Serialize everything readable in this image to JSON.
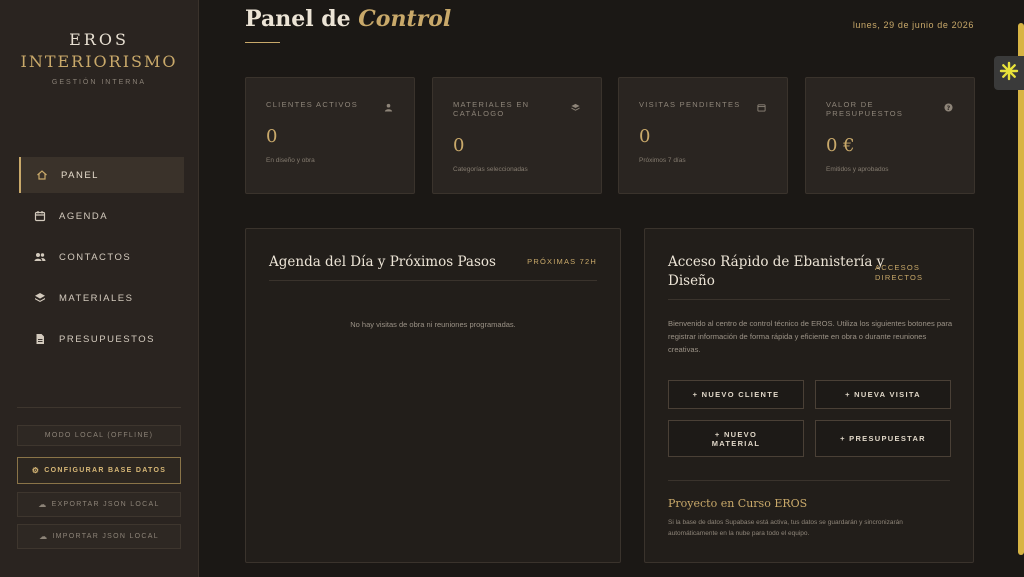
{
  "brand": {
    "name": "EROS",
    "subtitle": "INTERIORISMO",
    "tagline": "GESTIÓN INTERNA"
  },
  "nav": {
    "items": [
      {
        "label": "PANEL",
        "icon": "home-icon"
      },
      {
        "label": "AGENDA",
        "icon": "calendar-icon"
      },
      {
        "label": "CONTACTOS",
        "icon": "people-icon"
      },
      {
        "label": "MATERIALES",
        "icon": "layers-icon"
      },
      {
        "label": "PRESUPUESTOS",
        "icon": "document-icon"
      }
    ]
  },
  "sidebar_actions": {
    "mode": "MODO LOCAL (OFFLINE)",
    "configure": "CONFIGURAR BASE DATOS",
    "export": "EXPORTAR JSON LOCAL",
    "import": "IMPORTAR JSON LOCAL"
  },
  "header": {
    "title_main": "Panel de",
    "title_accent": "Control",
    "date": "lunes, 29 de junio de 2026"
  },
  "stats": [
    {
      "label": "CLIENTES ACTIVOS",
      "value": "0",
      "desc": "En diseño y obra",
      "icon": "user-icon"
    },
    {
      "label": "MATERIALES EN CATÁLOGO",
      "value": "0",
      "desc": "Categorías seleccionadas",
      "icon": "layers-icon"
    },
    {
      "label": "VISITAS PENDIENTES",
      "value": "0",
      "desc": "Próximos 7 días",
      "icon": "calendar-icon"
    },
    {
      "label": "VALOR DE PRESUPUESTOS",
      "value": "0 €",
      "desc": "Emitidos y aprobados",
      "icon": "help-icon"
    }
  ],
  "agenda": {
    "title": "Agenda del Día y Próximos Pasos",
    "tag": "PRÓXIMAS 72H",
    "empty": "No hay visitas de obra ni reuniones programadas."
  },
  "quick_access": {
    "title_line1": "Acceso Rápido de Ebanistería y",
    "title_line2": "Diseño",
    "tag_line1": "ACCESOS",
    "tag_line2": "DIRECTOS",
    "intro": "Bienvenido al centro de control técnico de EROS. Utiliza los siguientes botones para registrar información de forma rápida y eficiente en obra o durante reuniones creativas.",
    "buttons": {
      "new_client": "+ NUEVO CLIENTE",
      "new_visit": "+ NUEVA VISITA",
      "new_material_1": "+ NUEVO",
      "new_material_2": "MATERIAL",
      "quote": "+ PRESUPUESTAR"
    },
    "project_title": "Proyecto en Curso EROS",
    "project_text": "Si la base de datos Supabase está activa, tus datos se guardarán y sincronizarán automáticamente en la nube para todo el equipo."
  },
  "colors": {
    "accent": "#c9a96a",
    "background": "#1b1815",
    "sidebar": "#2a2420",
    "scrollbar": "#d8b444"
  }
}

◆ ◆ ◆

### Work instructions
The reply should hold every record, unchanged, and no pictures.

### Answer section
Serialize everything readable in this image to JSON.
{
  "brand": {
    "name": "EROS",
    "subtitle": "INTERIORISMO",
    "tagline": "GESTIÓN INTERNA"
  },
  "nav": {
    "items": [
      {
        "label": "PANEL",
        "icon": "home-icon"
      },
      {
        "label": "AGENDA",
        "icon": "calendar-icon"
      },
      {
        "label": "CONTACTOS",
        "icon": "people-icon"
      },
      {
        "label": "MATERIALES",
        "icon": "layers-icon"
      },
      {
        "label": "PRESUPUESTOS",
        "icon": "document-icon"
      }
    ]
  },
  "sidebar_actions": {
    "mode": "MODO LOCAL (OFFLINE)",
    "configure": "CONFIGURAR BASE DATOS",
    "export": "EXPORTAR JSON LOCAL",
    "import": "IMPORTAR JSON LOCAL"
  },
  "header": {
    "title_main": "Panel de",
    "title_accent": "Control",
    "date": "lunes, 29 de junio de 2026"
  },
  "stats": [
    {
      "label": "CLIENTES ACTIVOS",
      "value": "0",
      "desc": "En diseño y obra",
      "icon": "user-icon"
    },
    {
      "label": "MATERIALES EN CATÁLOGO",
      "value": "0",
      "desc": "Categorías seleccionadas",
      "icon": "layers-icon"
    },
    {
      "label": "VISITAS PENDIENTES",
      "value": "0",
      "desc": "Próximos 7 días",
      "icon": "calendar-icon"
    },
    {
      "label": "VALOR DE PRESUPUESTOS",
      "value": "0 €",
      "desc": "Emitidos y aprobados",
      "icon": "help-icon"
    }
  ],
  "agenda": {
    "title": "Agenda del Día y Próximos Pasos",
    "tag": "PRÓXIMAS 72H",
    "empty": "No hay visitas de obra ni reuniones programadas."
  },
  "quick_access": {
    "title_line1": "Acceso Rápido de Ebanistería y",
    "title_line2": "Diseño",
    "tag_line1": "ACCESOS",
    "tag_line2": "DIRECTOS",
    "intro": "Bienvenido al centro de control técnico de EROS. Utiliza los siguientes botones para registrar información de forma rápida y eficiente en obra o durante reuniones creativas.",
    "buttons": {
      "new_client": "+ NUEVO CLIENTE",
      "new_visit": "+ NUEVA VISITA",
      "new_material_1": "+ NUEVO",
      "new_material_2": "MATERIAL",
      "quote": "+ PRESUPUESTAR"
    },
    "project_title": "Proyecto en Curso EROS",
    "project_text": "Si la base de datos Supabase está activa, tus datos se guardarán y sincronizarán automáticamente en la nube para todo el equipo."
  },
  "colors": {
    "accent": "#c9a96a",
    "background": "#1b1815",
    "sidebar": "#2a2420",
    "scrollbar": "#d8b444"
  }
}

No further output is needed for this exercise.